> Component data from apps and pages
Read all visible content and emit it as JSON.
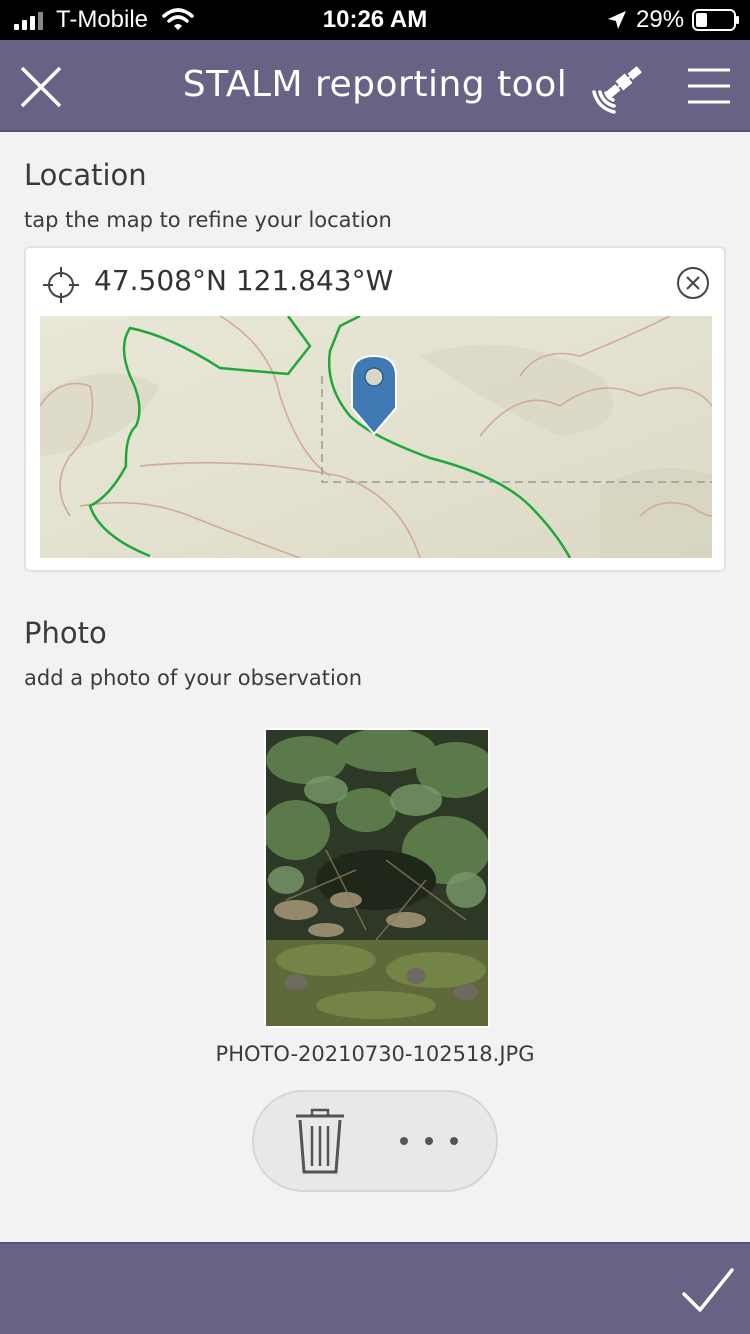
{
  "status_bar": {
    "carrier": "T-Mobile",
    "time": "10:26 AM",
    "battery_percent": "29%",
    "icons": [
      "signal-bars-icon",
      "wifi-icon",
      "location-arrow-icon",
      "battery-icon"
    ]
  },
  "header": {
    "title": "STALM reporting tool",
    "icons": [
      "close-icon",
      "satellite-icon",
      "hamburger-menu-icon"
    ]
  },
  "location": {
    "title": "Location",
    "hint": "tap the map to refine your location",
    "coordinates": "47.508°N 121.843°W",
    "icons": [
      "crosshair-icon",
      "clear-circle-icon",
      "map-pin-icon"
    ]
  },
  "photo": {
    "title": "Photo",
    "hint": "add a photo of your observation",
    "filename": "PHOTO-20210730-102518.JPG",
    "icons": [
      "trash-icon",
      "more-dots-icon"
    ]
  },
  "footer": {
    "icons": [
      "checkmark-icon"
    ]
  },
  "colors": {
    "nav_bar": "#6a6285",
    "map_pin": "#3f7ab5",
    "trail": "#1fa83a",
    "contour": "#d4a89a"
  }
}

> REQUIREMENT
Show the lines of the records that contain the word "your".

> REPLY
    "hint": "tap the map to refine your location",
    "hint": "add a photo of your observation",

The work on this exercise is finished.